:: Prompt ::
What is needed is a word-for-word copy of all the entries, minus the pictures.

:: Provided information ::
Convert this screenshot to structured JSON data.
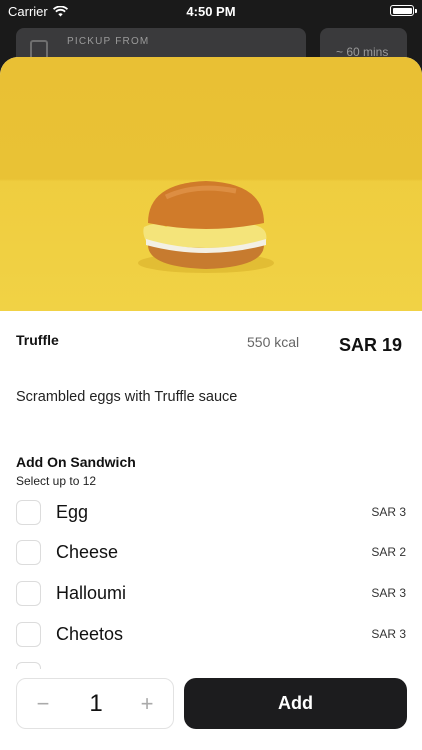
{
  "status_bar": {
    "carrier": "Carrier",
    "time": "4:50 PM"
  },
  "pickup": {
    "label": "PICKUP FROM",
    "eta": "~ 60 mins"
  },
  "item": {
    "name": "Truffle",
    "kcal": "550 kcal",
    "price": "SAR 19",
    "description": "Scrambled eggs with Truffle sauce"
  },
  "addons": {
    "heading": "Add On Sandwich",
    "subheading": "Select up to 12",
    "options": [
      {
        "label": "Egg",
        "price": "SAR 3"
      },
      {
        "label": "Cheese",
        "price": "SAR 2"
      },
      {
        "label": "Halloumi",
        "price": "SAR 3"
      },
      {
        "label": "Cheetos",
        "price": "SAR 3"
      }
    ]
  },
  "order": {
    "quantity": "1",
    "minus": "−",
    "plus": "+",
    "add_label": "Add"
  },
  "colors": {
    "hero_background": "#e9c034",
    "button_dark": "#1c1c1e"
  }
}
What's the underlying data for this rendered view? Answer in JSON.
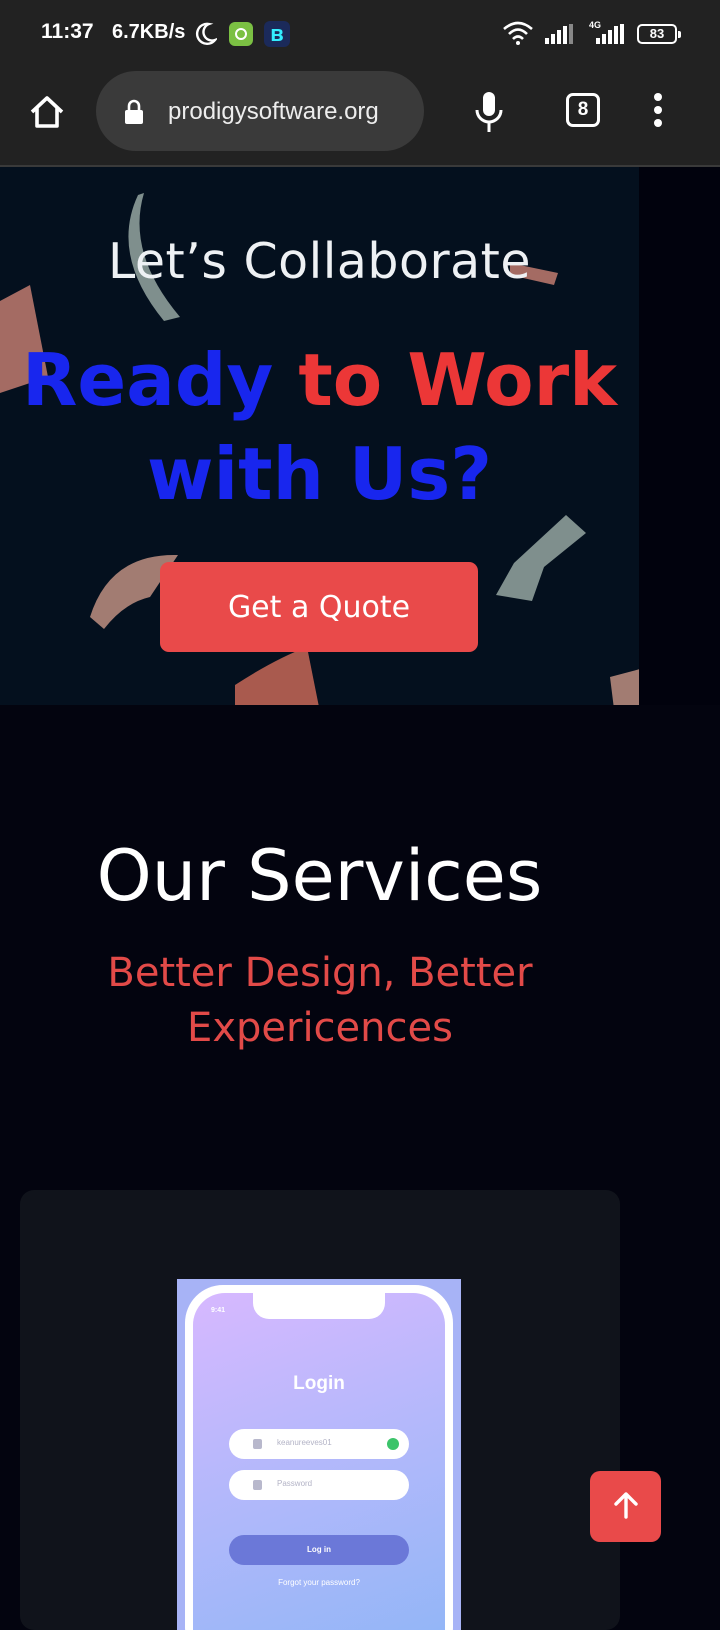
{
  "status_bar": {
    "time": "11:37",
    "net_speed": "6.7KB/s",
    "network_type": "4G",
    "battery": "83",
    "icons": [
      "moon-icon",
      "app-notification-icon",
      "app-b-icon",
      "wifi-icon",
      "signal-icon",
      "signal-icon",
      "battery-icon"
    ]
  },
  "browser": {
    "url": "prodigysoftware.org",
    "tab_count": "8",
    "icons": [
      "home-icon",
      "lock-icon",
      "microphone-icon",
      "tabs-icon",
      "more-vert-icon"
    ]
  },
  "hero": {
    "subtitle": "Let’s Collaborate",
    "title_part1": "Ready ",
    "title_part2": "to Work",
    "title_part3": "with Us?",
    "cta_label": "Get a Quote",
    "colors": {
      "blue": "#1826ee",
      "red": "#ec3737",
      "button": "#e94a4a"
    }
  },
  "services": {
    "title": "Our Services",
    "subtitle": "Better Design, Better Expericences"
  },
  "card_mockup": {
    "phone_time": "9:41",
    "login_title": "Login",
    "username_value": "keanureeves01",
    "password_placeholder": "Password",
    "login_button": "Log in",
    "forgot_link": "Forgot your password?"
  },
  "scroll_top": {
    "icon": "arrow-up-icon"
  }
}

:: Solution to this task ::
Convert this screenshot to structured JSON data.
{
  "status_bar": {
    "carrier": "Carrier",
    "time": "4:50 PM"
  },
  "pickup": {
    "label": "PICKUP FROM",
    "eta": "~ 60 mins"
  },
  "item": {
    "name": "Truffle",
    "kcal": "550 kcal",
    "price": "SAR 19",
    "description": "Scrambled eggs with Truffle sauce"
  },
  "addons": {
    "heading": "Add On Sandwich",
    "subheading": "Select up to 12",
    "options": [
      {
        "label": "Egg",
        "price": "SAR 3"
      },
      {
        "label": "Cheese",
        "price": "SAR 2"
      },
      {
        "label": "Halloumi",
        "price": "SAR 3"
      },
      {
        "label": "Cheetos",
        "price": "SAR 3"
      }
    ]
  },
  "order": {
    "quantity": "1",
    "minus": "−",
    "plus": "+",
    "add_label": "Add"
  },
  "colors": {
    "hero_background": "#e9c034",
    "button_dark": "#1c1c1e"
  }
}
What's the underlying data for this rendered view? Answer in JSON.
{
  "status_bar": {
    "time": "11:37",
    "net_speed": "6.7KB/s",
    "network_type": "4G",
    "battery": "83",
    "icons": [
      "moon-icon",
      "app-notification-icon",
      "app-b-icon",
      "wifi-icon",
      "signal-icon",
      "signal-icon",
      "battery-icon"
    ]
  },
  "browser": {
    "url": "prodigysoftware.org",
    "tab_count": "8",
    "icons": [
      "home-icon",
      "lock-icon",
      "microphone-icon",
      "tabs-icon",
      "more-vert-icon"
    ]
  },
  "hero": {
    "subtitle": "Let’s Collaborate",
    "title_part1": "Ready ",
    "title_part2": "to Work",
    "title_part3": "with Us?",
    "cta_label": "Get a Quote",
    "colors": {
      "blue": "#1826ee",
      "red": "#ec3737",
      "button": "#e94a4a"
    }
  },
  "services": {
    "title": "Our Services",
    "subtitle": "Better Design, Better Expericences"
  },
  "card_mockup": {
    "phone_time": "9:41",
    "login_title": "Login",
    "username_value": "keanureeves01",
    "password_placeholder": "Password",
    "login_button": "Log in",
    "forgot_link": "Forgot your password?"
  },
  "scroll_top": {
    "icon": "arrow-up-icon"
  }
}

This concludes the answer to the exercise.